# [EXERCISE OBJECTIVE]
Exactly as written, output each record given below.

(Entries from a dataset of interfaces)
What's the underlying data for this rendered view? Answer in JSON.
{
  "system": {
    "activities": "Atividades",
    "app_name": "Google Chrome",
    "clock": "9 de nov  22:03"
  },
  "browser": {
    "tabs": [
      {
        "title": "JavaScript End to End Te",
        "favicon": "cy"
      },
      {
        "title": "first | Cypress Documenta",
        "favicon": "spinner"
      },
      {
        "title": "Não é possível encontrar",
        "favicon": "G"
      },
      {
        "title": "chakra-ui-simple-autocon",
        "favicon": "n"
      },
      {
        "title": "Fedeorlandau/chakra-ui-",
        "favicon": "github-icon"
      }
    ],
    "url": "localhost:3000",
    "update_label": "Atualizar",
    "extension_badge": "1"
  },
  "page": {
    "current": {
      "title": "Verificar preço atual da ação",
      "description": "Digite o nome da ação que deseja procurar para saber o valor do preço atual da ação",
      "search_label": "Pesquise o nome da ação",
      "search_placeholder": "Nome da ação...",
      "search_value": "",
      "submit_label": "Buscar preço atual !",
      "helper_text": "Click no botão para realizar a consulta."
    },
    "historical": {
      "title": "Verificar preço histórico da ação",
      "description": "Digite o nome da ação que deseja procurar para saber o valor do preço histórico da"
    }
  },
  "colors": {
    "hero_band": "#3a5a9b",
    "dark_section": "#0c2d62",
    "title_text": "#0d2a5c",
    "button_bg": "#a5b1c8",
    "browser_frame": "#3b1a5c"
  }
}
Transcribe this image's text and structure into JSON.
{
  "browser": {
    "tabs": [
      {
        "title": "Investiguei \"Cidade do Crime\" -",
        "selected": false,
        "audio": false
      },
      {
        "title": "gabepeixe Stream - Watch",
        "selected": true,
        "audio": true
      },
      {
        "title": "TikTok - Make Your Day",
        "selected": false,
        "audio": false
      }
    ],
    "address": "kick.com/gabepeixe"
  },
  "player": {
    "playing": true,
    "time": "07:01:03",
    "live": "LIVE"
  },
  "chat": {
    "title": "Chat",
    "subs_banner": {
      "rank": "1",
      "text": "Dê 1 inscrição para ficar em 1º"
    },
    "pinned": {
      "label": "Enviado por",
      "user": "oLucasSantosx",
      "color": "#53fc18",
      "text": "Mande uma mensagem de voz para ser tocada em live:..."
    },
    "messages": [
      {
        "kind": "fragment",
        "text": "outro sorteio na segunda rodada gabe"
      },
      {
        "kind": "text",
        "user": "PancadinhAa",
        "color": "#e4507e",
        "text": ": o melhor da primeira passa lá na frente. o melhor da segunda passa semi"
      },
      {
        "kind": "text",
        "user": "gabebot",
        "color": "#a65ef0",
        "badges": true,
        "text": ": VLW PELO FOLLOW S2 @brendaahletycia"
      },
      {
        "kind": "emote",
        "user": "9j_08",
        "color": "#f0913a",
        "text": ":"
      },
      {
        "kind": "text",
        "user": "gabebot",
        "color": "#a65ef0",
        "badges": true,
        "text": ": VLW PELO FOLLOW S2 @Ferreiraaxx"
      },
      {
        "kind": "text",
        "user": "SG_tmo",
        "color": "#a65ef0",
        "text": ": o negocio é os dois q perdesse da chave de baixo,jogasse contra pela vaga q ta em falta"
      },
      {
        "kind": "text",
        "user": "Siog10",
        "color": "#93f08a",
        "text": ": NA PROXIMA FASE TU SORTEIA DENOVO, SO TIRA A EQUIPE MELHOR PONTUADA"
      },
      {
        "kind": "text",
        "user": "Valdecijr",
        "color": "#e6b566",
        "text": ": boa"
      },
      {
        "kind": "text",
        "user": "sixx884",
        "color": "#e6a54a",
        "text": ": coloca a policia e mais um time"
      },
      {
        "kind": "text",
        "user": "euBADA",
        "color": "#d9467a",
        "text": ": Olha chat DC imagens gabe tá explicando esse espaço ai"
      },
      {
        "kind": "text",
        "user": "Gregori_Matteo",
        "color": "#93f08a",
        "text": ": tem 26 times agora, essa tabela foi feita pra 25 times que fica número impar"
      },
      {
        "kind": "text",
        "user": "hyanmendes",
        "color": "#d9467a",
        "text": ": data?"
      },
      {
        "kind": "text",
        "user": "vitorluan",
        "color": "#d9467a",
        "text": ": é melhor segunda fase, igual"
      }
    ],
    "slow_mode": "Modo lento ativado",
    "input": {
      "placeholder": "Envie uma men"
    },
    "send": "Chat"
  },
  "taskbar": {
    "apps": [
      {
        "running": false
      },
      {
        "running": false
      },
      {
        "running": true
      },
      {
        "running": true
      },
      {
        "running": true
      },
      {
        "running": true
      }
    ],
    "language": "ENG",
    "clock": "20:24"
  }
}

# [ANSWER FOR THIS EXERCISE]
What's the underlying data for this rendered view? Answer in JSON.
{
  "system": {
    "activities": "Atividades",
    "app_name": "Google Chrome",
    "clock": "9 de nov  22:03"
  },
  "browser": {
    "tabs": [
      {
        "title": "JavaScript End to End Te",
        "favicon": "cy"
      },
      {
        "title": "first | Cypress Documenta",
        "favicon": "spinner"
      },
      {
        "title": "Não é possível encontrar",
        "favicon": "G"
      },
      {
        "title": "chakra-ui-simple-autocon",
        "favicon": "n"
      },
      {
        "title": "Fedeorlandau/chakra-ui-",
        "favicon": "github-icon"
      }
    ],
    "url": "localhost:3000",
    "update_label": "Atualizar",
    "extension_badge": "1"
  },
  "page": {
    "current": {
      "title": "Verificar preço atual da ação",
      "description": "Digite o nome da ação que deseja procurar para saber o valor do preço atual da ação",
      "search_label": "Pesquise o nome da ação",
      "search_placeholder": "Nome da ação...",
      "search_value": "",
      "submit_label": "Buscar preço atual !",
      "helper_text": "Click no botão para realizar a consulta."
    },
    "historical": {
      "title": "Verificar preço histórico da ação",
      "description": "Digite o nome da ação que deseja procurar para saber o valor do preço histórico da"
    }
  },
  "colors": {
    "hero_band": "#3a5a9b",
    "dark_section": "#0c2d62",
    "title_text": "#0d2a5c",
    "button_bg": "#a5b1c8",
    "browser_frame": "#3b1a5c"
  }
}
Transcribe this image's text and structure into JSON.
{
  "browser": {
    "tabs": [
      {
        "title": "Investiguei \"Cidade do Crime\" -",
        "selected": false,
        "audio": false
      },
      {
        "title": "gabepeixe Stream - Watch",
        "selected": true,
        "audio": true
      },
      {
        "title": "TikTok - Make Your Day",
        "selected": false,
        "audio": false
      }
    ],
    "address": "kick.com/gabepeixe"
  },
  "player": {
    "playing": true,
    "time": "07:01:03",
    "live": "LIVE"
  },
  "chat": {
    "title": "Chat",
    "subs_banner": {
      "rank": "1",
      "text": "Dê 1 inscrição para ficar em 1º"
    },
    "pinned": {
      "label": "Enviado por",
      "user": "oLucasSantosx",
      "color": "#53fc18",
      "text": "Mande uma mensagem de voz para ser tocada em live:..."
    },
    "messages": [
      {
        "kind": "fragment",
        "text": "outro sorteio na segunda rodada gabe"
      },
      {
        "kind": "text",
        "user": "PancadinhAa",
        "color": "#e4507e",
        "text": ": o melhor da primeira passa lá na frente. o melhor da segunda passa semi"
      },
      {
        "kind": "text",
        "user": "gabebot",
        "color": "#a65ef0",
        "badges": true,
        "text": ": VLW PELO FOLLOW S2 @brendaahletycia"
      },
      {
        "kind": "emote",
        "user": "9j_08",
        "color": "#f0913a",
        "text": ":"
      },
      {
        "kind": "text",
        "user": "gabebot",
        "color": "#a65ef0",
        "badges": true,
        "text": ": VLW PELO FOLLOW S2 @Ferreiraaxx"
      },
      {
        "kind": "text",
        "user": "SG_tmo",
        "color": "#a65ef0",
        "text": ": o negocio é os dois q perdesse da chave de baixo,jogasse contra pela vaga q ta em falta"
      },
      {
        "kind": "text",
        "user": "Siog10",
        "color": "#93f08a",
        "text": ": NA PROXIMA FASE TU SORTEIA DENOVO, SO TIRA A EQUIPE MELHOR PONTUADA"
      },
      {
        "kind": "text",
        "user": "Valdecijr",
        "color": "#e6b566",
        "text": ": boa"
      },
      {
        "kind": "text",
        "user": "sixx884",
        "color": "#e6a54a",
        "text": ": coloca a policia e mais um time"
      },
      {
        "kind": "text",
        "user": "euBADA",
        "color": "#d9467a",
        "text": ": Olha chat DC imagens gabe tá explicando esse espaço ai"
      },
      {
        "kind": "text",
        "user": "Gregori_Matteo",
        "color": "#93f08a",
        "text": ": tem 26 times agora, essa tabela foi feita pra 25 times que fica número impar"
      },
      {
        "kind": "text",
        "user": "hyanmendes",
        "color": "#d9467a",
        "text": ": data?"
      },
      {
        "kind": "text",
        "user": "vitorluan",
        "color": "#d9467a",
        "text": ": é melhor segunda fase, igual"
      }
    ],
    "slow_mode": "Modo lento ativado",
    "input": {
      "placeholder": "Envie uma men"
    },
    "send": "Chat"
  },
  "taskbar": {
    "apps": [
      {
        "running": false
      },
      {
        "running": false
      },
      {
        "running": true
      },
      {
        "running": true
      },
      {
        "running": true
      },
      {
        "running": true
      }
    ],
    "language": "ENG",
    "clock": "20:24"
  }
}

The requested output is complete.